Extracted material »
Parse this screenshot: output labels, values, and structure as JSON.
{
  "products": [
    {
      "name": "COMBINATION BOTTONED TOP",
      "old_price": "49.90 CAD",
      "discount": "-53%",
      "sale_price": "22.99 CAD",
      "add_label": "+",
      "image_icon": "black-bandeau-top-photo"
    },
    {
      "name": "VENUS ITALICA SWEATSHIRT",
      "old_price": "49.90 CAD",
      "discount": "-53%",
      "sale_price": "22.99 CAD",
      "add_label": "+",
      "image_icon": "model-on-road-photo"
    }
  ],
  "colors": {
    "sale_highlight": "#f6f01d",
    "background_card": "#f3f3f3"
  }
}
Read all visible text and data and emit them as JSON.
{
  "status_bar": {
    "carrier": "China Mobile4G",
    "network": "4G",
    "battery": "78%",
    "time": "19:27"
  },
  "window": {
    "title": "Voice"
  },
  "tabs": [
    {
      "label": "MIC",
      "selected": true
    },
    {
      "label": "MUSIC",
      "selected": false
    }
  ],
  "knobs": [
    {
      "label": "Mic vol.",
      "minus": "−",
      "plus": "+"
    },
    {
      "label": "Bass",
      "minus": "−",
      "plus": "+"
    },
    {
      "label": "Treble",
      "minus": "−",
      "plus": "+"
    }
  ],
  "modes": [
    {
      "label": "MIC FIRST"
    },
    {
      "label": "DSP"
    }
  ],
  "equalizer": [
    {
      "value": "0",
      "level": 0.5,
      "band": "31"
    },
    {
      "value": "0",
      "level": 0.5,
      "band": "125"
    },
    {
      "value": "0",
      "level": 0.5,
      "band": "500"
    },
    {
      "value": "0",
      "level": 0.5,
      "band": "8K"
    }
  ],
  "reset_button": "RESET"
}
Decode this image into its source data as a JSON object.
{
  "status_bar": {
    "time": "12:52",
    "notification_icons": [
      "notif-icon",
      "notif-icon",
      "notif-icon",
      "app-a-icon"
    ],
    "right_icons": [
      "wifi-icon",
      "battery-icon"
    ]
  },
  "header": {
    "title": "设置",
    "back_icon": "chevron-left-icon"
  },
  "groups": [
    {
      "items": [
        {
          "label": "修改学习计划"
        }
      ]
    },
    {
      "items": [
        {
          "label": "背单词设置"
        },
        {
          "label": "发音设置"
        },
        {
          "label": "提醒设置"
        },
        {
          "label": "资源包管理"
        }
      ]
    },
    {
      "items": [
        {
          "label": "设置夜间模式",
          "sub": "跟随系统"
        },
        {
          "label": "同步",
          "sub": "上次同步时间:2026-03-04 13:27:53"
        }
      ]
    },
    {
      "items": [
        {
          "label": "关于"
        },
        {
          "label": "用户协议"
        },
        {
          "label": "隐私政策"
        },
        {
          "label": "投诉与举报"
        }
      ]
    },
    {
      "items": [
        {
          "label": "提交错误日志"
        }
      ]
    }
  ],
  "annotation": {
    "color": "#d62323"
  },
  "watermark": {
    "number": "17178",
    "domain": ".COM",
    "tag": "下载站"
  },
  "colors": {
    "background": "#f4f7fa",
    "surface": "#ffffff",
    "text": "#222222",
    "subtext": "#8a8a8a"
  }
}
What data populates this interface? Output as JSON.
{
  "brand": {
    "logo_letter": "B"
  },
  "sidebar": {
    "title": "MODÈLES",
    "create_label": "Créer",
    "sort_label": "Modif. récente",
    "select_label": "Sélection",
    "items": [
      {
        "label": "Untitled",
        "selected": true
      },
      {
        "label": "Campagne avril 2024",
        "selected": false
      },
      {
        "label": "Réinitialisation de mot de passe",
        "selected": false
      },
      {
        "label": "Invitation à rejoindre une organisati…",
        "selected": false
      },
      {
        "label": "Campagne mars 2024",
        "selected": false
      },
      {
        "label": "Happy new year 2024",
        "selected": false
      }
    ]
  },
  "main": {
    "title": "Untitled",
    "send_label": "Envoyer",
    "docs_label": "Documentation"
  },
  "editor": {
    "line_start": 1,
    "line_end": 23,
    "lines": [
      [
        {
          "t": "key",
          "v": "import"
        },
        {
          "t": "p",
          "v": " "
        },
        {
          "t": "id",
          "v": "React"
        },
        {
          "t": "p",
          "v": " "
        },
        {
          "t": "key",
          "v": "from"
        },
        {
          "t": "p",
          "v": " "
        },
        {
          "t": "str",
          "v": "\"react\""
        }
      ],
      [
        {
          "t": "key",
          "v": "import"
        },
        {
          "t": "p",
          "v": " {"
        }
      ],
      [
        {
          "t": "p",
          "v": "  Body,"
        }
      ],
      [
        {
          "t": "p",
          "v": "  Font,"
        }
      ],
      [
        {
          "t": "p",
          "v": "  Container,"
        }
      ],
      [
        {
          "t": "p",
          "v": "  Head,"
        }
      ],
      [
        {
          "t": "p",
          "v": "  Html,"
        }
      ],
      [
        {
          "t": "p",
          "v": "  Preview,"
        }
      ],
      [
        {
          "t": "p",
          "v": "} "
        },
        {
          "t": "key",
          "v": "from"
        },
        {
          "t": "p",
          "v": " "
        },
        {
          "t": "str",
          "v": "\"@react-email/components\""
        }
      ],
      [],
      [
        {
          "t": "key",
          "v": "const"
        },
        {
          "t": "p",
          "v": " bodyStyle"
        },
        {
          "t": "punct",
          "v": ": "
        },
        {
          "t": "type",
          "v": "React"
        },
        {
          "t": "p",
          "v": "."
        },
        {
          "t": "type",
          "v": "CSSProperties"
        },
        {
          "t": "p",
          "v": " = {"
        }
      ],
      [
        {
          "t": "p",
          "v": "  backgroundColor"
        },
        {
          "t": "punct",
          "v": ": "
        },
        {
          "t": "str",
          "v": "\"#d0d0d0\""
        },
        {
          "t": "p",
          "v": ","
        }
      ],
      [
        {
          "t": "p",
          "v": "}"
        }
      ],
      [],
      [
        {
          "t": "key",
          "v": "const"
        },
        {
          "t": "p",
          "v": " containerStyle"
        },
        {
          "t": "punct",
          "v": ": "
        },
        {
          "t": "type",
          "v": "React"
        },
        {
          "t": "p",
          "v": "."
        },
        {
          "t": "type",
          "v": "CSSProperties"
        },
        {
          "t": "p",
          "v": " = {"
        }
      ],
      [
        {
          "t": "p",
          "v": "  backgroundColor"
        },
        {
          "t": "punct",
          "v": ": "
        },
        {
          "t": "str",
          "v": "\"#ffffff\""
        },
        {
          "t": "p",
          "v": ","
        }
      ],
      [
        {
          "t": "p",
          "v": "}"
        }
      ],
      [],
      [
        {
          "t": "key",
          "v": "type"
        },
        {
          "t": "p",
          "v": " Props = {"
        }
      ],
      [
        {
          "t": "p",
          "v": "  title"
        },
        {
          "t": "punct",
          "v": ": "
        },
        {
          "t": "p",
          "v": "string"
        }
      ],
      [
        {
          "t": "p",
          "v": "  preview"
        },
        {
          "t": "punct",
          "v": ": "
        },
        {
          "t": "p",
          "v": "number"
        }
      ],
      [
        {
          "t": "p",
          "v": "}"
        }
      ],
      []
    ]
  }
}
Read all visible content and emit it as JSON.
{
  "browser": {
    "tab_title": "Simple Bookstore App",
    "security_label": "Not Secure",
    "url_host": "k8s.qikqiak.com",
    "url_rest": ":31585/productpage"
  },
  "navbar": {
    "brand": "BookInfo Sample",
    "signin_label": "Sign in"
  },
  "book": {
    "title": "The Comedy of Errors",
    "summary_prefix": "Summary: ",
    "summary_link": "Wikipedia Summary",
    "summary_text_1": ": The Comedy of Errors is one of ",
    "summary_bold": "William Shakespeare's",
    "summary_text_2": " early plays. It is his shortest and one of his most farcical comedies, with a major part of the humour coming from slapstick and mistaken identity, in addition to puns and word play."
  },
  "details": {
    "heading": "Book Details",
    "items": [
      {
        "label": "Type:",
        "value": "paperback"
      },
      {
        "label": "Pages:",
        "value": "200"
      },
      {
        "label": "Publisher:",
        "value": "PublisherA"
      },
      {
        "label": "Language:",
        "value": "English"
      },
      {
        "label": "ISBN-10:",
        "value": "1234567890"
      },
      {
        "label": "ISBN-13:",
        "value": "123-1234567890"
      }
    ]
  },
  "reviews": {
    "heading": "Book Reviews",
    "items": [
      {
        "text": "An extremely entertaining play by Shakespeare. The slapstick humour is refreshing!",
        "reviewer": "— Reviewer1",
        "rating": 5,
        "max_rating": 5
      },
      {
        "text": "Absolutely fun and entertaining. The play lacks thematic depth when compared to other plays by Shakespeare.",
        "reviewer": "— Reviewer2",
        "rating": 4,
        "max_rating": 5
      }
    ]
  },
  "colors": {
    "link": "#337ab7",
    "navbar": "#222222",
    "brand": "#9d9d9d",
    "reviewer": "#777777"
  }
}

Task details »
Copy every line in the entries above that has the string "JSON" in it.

Exercise result »
Parse this screenshot: output labels, values, and structure as JSON.
Read all visible text and data and emit them as JSON.
Decode this image into its source data as a JSON object.
What data populates this interface? Output as JSON.
Read all visible content and emit it as JSON.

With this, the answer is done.